“Big, confident, and sensuous works. In front of them, you feel joy and exuberance.” —Boston Globe

Painting is perhaps more vital today than any time since the heyday of the New York School in the late 1940s and 1950s, and Amy Sillman is one of its most influential practitioners and thinkers. Through her dramatic shifts in style, sophisticated writings, and her role as head of the painting program at Bard College’s prestigious MFA program, she has proven that the basic building blocks of 20th-century painting are as relevant as ever.

Amy Sillman: one lump or two—the artist’s first museum survey—follows her development as an artist from the mid-1990s to the present, as her work moved from drawing to painting to moving images, and from figuration to abstraction. Featured are more than 90 works, including drawings, paintings, ‘zines (which she calls “a chance to present one’s own epiphanies”), and the artist’s recent forays into animated film.

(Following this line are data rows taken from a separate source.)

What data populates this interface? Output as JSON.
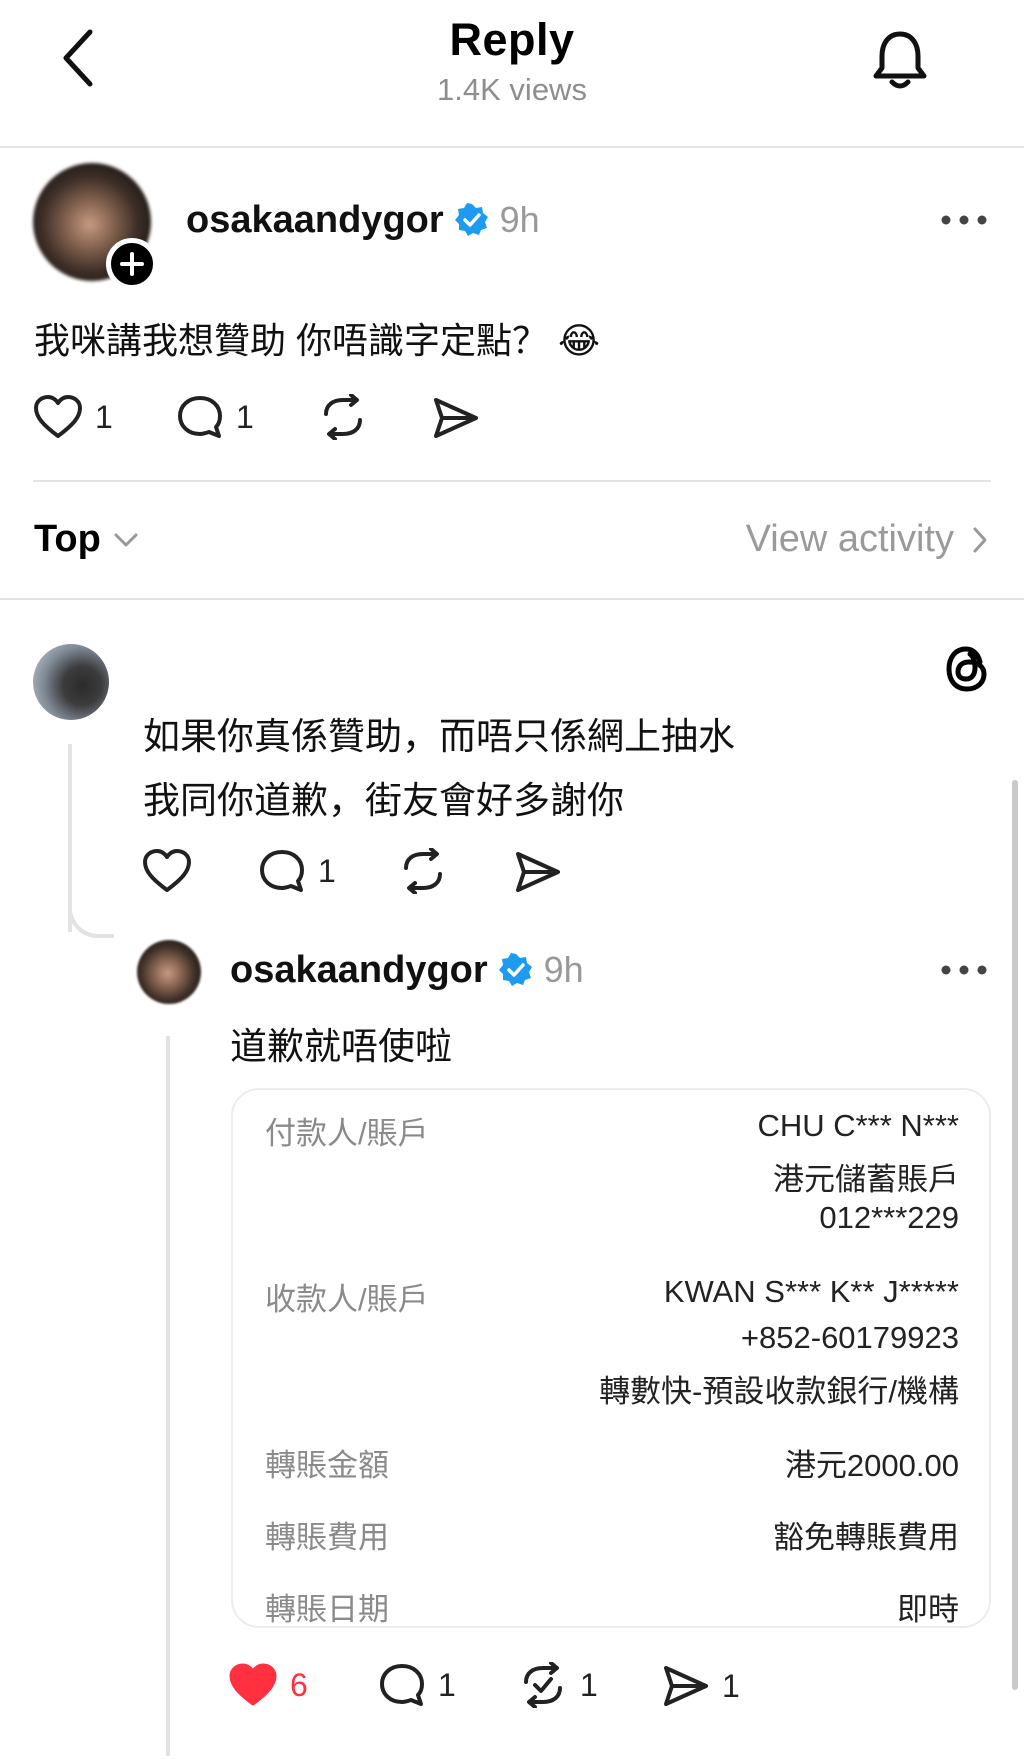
{
  "header": {
    "title": "Reply",
    "views": "1.4K views"
  },
  "post": {
    "username": "osakaandygor",
    "time": "9h",
    "text": "我咪講我想贊助 你唔識字定點？ 😂",
    "likes": "1",
    "replies": "1"
  },
  "sort": {
    "label": "Top",
    "view_activity": "View activity"
  },
  "comment": {
    "line1": "如果你真係贊助，而唔只係網上抽水",
    "line2": "我同你道歉，街友會好多謝你",
    "replies": "1"
  },
  "reply": {
    "username": "osakaandygor",
    "time": "9h",
    "text": "道歉就唔使啦",
    "likes": "6",
    "replies": "1",
    "reposts": "1",
    "shares": "1"
  },
  "receipt": {
    "payer_label": "付款人/賬戶",
    "payer_name": "CHU C*** N***",
    "payer_account_type": "港元儲蓄賬戶",
    "payer_account": "012***229",
    "payee_label": "收款人/賬戶",
    "payee_name": "KWAN S*** K** J*****",
    "payee_phone": "+852-60179923",
    "payee_bank": "轉數快-預設收款銀行/機構",
    "amount_label": "轉賬金額",
    "amount": "港元2000.00",
    "fee_label": "轉賬費用",
    "fee": "豁免轉賬費用",
    "date_label": "轉賬日期",
    "date": "即時"
  },
  "colors": {
    "verified": "#1d9bf0",
    "like_active": "#ff3040",
    "muted": "#8e8e8e"
  },
  "icons": [
    "back-arrow-icon",
    "bell-icon",
    "plus-icon",
    "verified-badge-icon",
    "more-icon",
    "heart-icon",
    "comment-icon",
    "repost-icon",
    "share-icon",
    "chevron-down-icon",
    "chevron-right-icon",
    "threads-logo-icon"
  ]
}
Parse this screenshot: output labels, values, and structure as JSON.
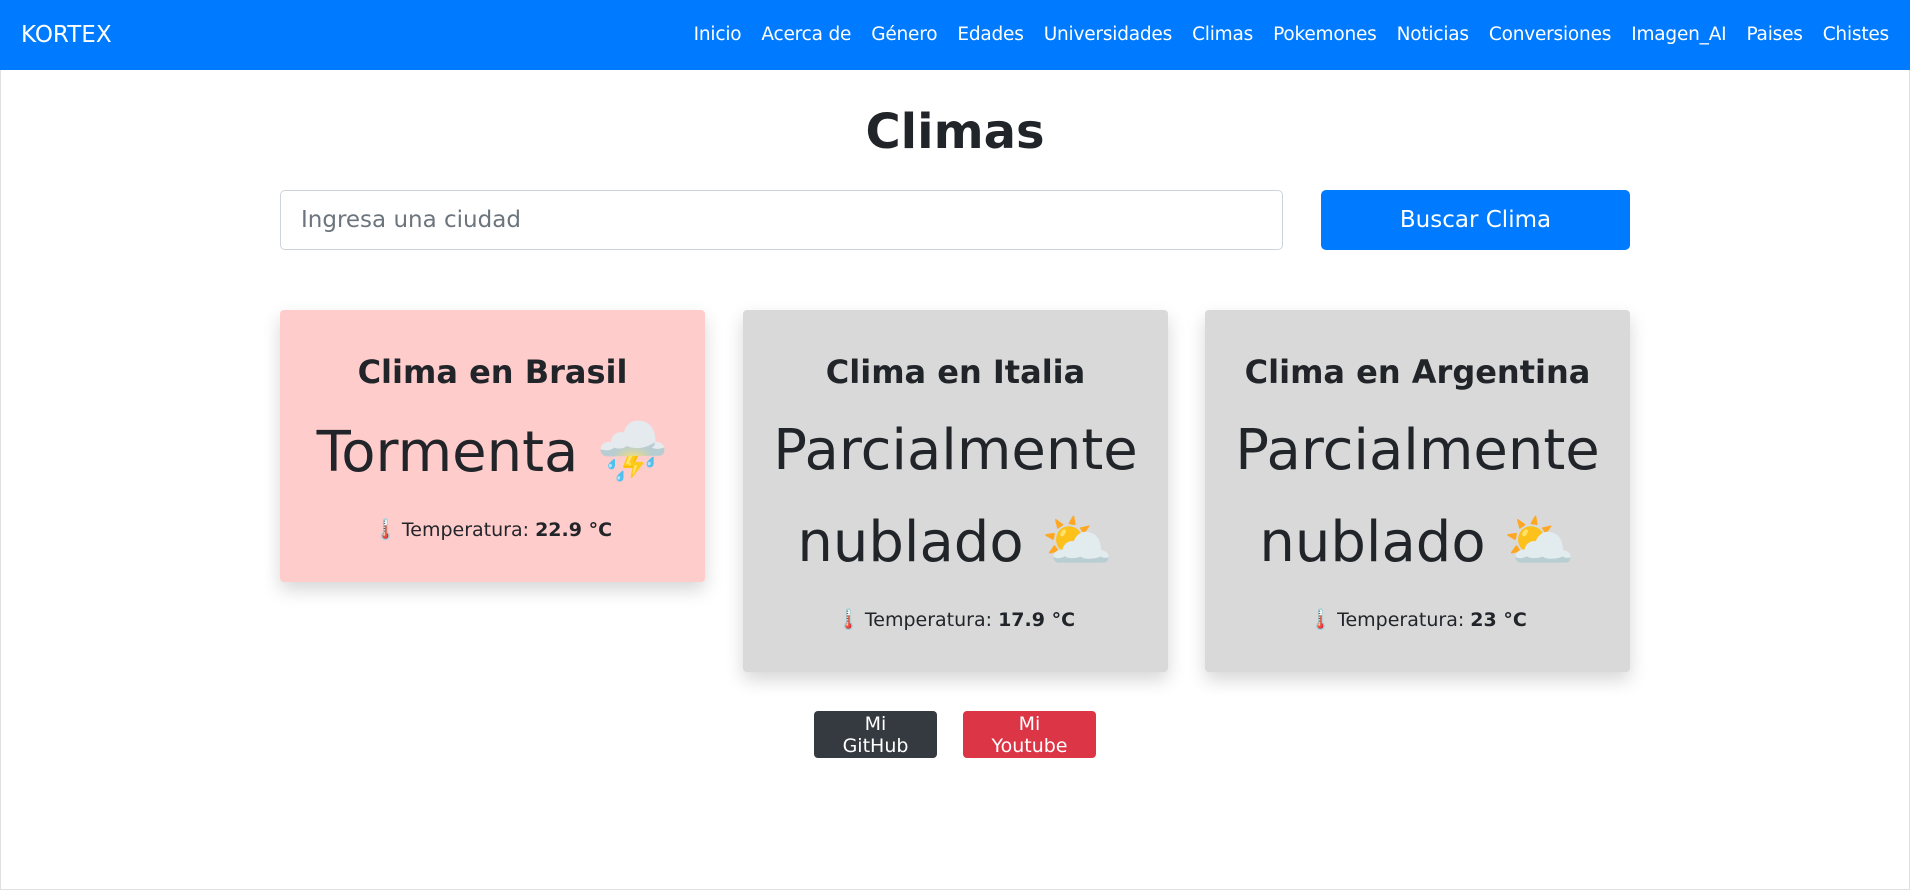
{
  "navbar": {
    "brand": "KORTEX",
    "links": [
      "Inicio",
      "Acerca de",
      "Género",
      "Edades",
      "Universidades",
      "Climas",
      "Pokemones",
      "Noticias",
      "Conversiones",
      "Imagen_AI",
      "Paises",
      "Chistes"
    ]
  },
  "page": {
    "title": "Climas"
  },
  "search": {
    "placeholder": "Ingresa una ciudad",
    "value": "",
    "button_label": "Buscar Clima"
  },
  "cards": [
    {
      "title": "Clima en Brasil",
      "condition": "Tormenta",
      "icon": "thunderstorm-rain-icon",
      "icon_glyph": "⛈️",
      "temp_label": "Temperatura:",
      "temp_value": "22.9 °C",
      "background": "#ffcccc"
    },
    {
      "title": "Clima en Italia",
      "condition": "Parcialmente nublado",
      "icon": "partly-cloudy-icon",
      "icon_glyph": "⛅",
      "temp_label": "Temperatura:",
      "temp_value": "17.9 °C",
      "background": "#d9d9d9"
    },
    {
      "title": "Clima en Argentina",
      "condition": "Parcialmente nublado",
      "icon": "partly-cloudy-icon",
      "icon_glyph": "⛅",
      "temp_label": "Temperatura:",
      "temp_value": "23 °C",
      "background": "#d9d9d9"
    }
  ],
  "thermometer_glyph": "🌡️",
  "footer": {
    "github_label": "Mi GitHub",
    "youtube_label": "Mi Youtube"
  },
  "colors": {
    "primary": "#007bff",
    "dark": "#343a40",
    "danger": "#dc3545"
  }
}
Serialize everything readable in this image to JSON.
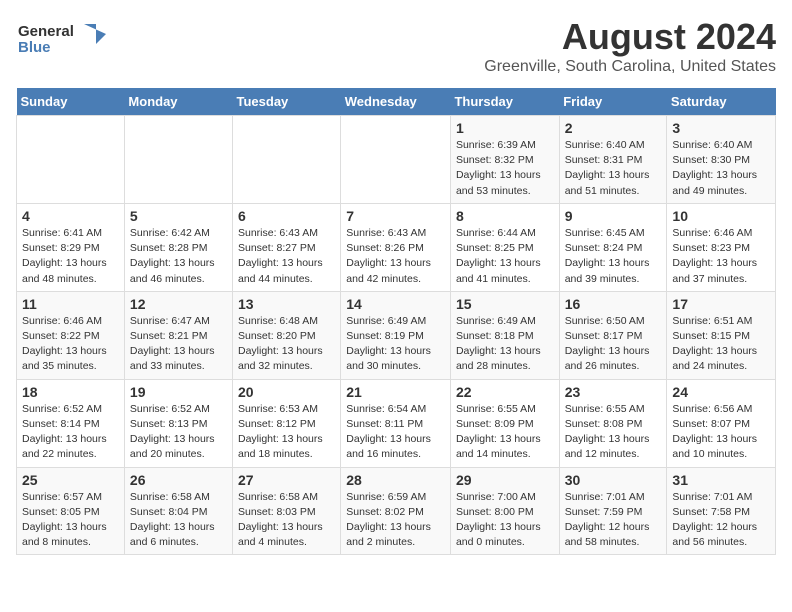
{
  "header": {
    "logo_general": "General",
    "logo_blue": "Blue",
    "main_title": "August 2024",
    "subtitle": "Greenville, South Carolina, United States"
  },
  "calendar": {
    "days_of_week": [
      "Sunday",
      "Monday",
      "Tuesday",
      "Wednesday",
      "Thursday",
      "Friday",
      "Saturday"
    ],
    "weeks": [
      [
        {
          "day": "",
          "sunrise": "",
          "sunset": "",
          "daylight": ""
        },
        {
          "day": "",
          "sunrise": "",
          "sunset": "",
          "daylight": ""
        },
        {
          "day": "",
          "sunrise": "",
          "sunset": "",
          "daylight": ""
        },
        {
          "day": "",
          "sunrise": "",
          "sunset": "",
          "daylight": ""
        },
        {
          "day": "1",
          "sunrise": "Sunrise: 6:39 AM",
          "sunset": "Sunset: 8:32 PM",
          "daylight": "Daylight: 13 hours and 53 minutes."
        },
        {
          "day": "2",
          "sunrise": "Sunrise: 6:40 AM",
          "sunset": "Sunset: 8:31 PM",
          "daylight": "Daylight: 13 hours and 51 minutes."
        },
        {
          "day": "3",
          "sunrise": "Sunrise: 6:40 AM",
          "sunset": "Sunset: 8:30 PM",
          "daylight": "Daylight: 13 hours and 49 minutes."
        }
      ],
      [
        {
          "day": "4",
          "sunrise": "Sunrise: 6:41 AM",
          "sunset": "Sunset: 8:29 PM",
          "daylight": "Daylight: 13 hours and 48 minutes."
        },
        {
          "day": "5",
          "sunrise": "Sunrise: 6:42 AM",
          "sunset": "Sunset: 8:28 PM",
          "daylight": "Daylight: 13 hours and 46 minutes."
        },
        {
          "day": "6",
          "sunrise": "Sunrise: 6:43 AM",
          "sunset": "Sunset: 8:27 PM",
          "daylight": "Daylight: 13 hours and 44 minutes."
        },
        {
          "day": "7",
          "sunrise": "Sunrise: 6:43 AM",
          "sunset": "Sunset: 8:26 PM",
          "daylight": "Daylight: 13 hours and 42 minutes."
        },
        {
          "day": "8",
          "sunrise": "Sunrise: 6:44 AM",
          "sunset": "Sunset: 8:25 PM",
          "daylight": "Daylight: 13 hours and 41 minutes."
        },
        {
          "day": "9",
          "sunrise": "Sunrise: 6:45 AM",
          "sunset": "Sunset: 8:24 PM",
          "daylight": "Daylight: 13 hours and 39 minutes."
        },
        {
          "day": "10",
          "sunrise": "Sunrise: 6:46 AM",
          "sunset": "Sunset: 8:23 PM",
          "daylight": "Daylight: 13 hours and 37 minutes."
        }
      ],
      [
        {
          "day": "11",
          "sunrise": "Sunrise: 6:46 AM",
          "sunset": "Sunset: 8:22 PM",
          "daylight": "Daylight: 13 hours and 35 minutes."
        },
        {
          "day": "12",
          "sunrise": "Sunrise: 6:47 AM",
          "sunset": "Sunset: 8:21 PM",
          "daylight": "Daylight: 13 hours and 33 minutes."
        },
        {
          "day": "13",
          "sunrise": "Sunrise: 6:48 AM",
          "sunset": "Sunset: 8:20 PM",
          "daylight": "Daylight: 13 hours and 32 minutes."
        },
        {
          "day": "14",
          "sunrise": "Sunrise: 6:49 AM",
          "sunset": "Sunset: 8:19 PM",
          "daylight": "Daylight: 13 hours and 30 minutes."
        },
        {
          "day": "15",
          "sunrise": "Sunrise: 6:49 AM",
          "sunset": "Sunset: 8:18 PM",
          "daylight": "Daylight: 13 hours and 28 minutes."
        },
        {
          "day": "16",
          "sunrise": "Sunrise: 6:50 AM",
          "sunset": "Sunset: 8:17 PM",
          "daylight": "Daylight: 13 hours and 26 minutes."
        },
        {
          "day": "17",
          "sunrise": "Sunrise: 6:51 AM",
          "sunset": "Sunset: 8:15 PM",
          "daylight": "Daylight: 13 hours and 24 minutes."
        }
      ],
      [
        {
          "day": "18",
          "sunrise": "Sunrise: 6:52 AM",
          "sunset": "Sunset: 8:14 PM",
          "daylight": "Daylight: 13 hours and 22 minutes."
        },
        {
          "day": "19",
          "sunrise": "Sunrise: 6:52 AM",
          "sunset": "Sunset: 8:13 PM",
          "daylight": "Daylight: 13 hours and 20 minutes."
        },
        {
          "day": "20",
          "sunrise": "Sunrise: 6:53 AM",
          "sunset": "Sunset: 8:12 PM",
          "daylight": "Daylight: 13 hours and 18 minutes."
        },
        {
          "day": "21",
          "sunrise": "Sunrise: 6:54 AM",
          "sunset": "Sunset: 8:11 PM",
          "daylight": "Daylight: 13 hours and 16 minutes."
        },
        {
          "day": "22",
          "sunrise": "Sunrise: 6:55 AM",
          "sunset": "Sunset: 8:09 PM",
          "daylight": "Daylight: 13 hours and 14 minutes."
        },
        {
          "day": "23",
          "sunrise": "Sunrise: 6:55 AM",
          "sunset": "Sunset: 8:08 PM",
          "daylight": "Daylight: 13 hours and 12 minutes."
        },
        {
          "day": "24",
          "sunrise": "Sunrise: 6:56 AM",
          "sunset": "Sunset: 8:07 PM",
          "daylight": "Daylight: 13 hours and 10 minutes."
        }
      ],
      [
        {
          "day": "25",
          "sunrise": "Sunrise: 6:57 AM",
          "sunset": "Sunset: 8:05 PM",
          "daylight": "Daylight: 13 hours and 8 minutes."
        },
        {
          "day": "26",
          "sunrise": "Sunrise: 6:58 AM",
          "sunset": "Sunset: 8:04 PM",
          "daylight": "Daylight: 13 hours and 6 minutes."
        },
        {
          "day": "27",
          "sunrise": "Sunrise: 6:58 AM",
          "sunset": "Sunset: 8:03 PM",
          "daylight": "Daylight: 13 hours and 4 minutes."
        },
        {
          "day": "28",
          "sunrise": "Sunrise: 6:59 AM",
          "sunset": "Sunset: 8:02 PM",
          "daylight": "Daylight: 13 hours and 2 minutes."
        },
        {
          "day": "29",
          "sunrise": "Sunrise: 7:00 AM",
          "sunset": "Sunset: 8:00 PM",
          "daylight": "Daylight: 13 hours and 0 minutes."
        },
        {
          "day": "30",
          "sunrise": "Sunrise: 7:01 AM",
          "sunset": "Sunset: 7:59 PM",
          "daylight": "Daylight: 12 hours and 58 minutes."
        },
        {
          "day": "31",
          "sunrise": "Sunrise: 7:01 AM",
          "sunset": "Sunset: 7:58 PM",
          "daylight": "Daylight: 12 hours and 56 minutes."
        }
      ]
    ]
  }
}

Sillman’s early works, characterized by cartoon lines and a riot of pastel and acid hues, move effortlessly from figure to landscape, playfully and often humorously exploring problems of physical and emotional scale with observations that are both wry and revealing.

In the mid-2000s, Sillman took a different track as she started to draw couples from life in intimate pencil, ink, and gouache drawings that she then translated from memory into paintings with bold brushstrokes and abstract blocks of rich color. These paintings, with their angular forms and unexpected palettes, proved to be a reinvigorated form of 21st-century abstract expressionism.

As artists started to question painting’s role in an age of reproduction and mass media, many looked to photography. Sillman turned instead to the diagram, injecting into her lush, abstract fields of color the sort of stringent line so often used to communicate complex information. Most recently, Sillman has questioned whether painting needs paint at all, making drawings on her iPhone that she transforms into movies that bring back the neurotic figures of her early images while delving further into the current roles of abstraction, color, and the diagram.

Organized by Helen Molesworth, Barbara Lee Chief Curator.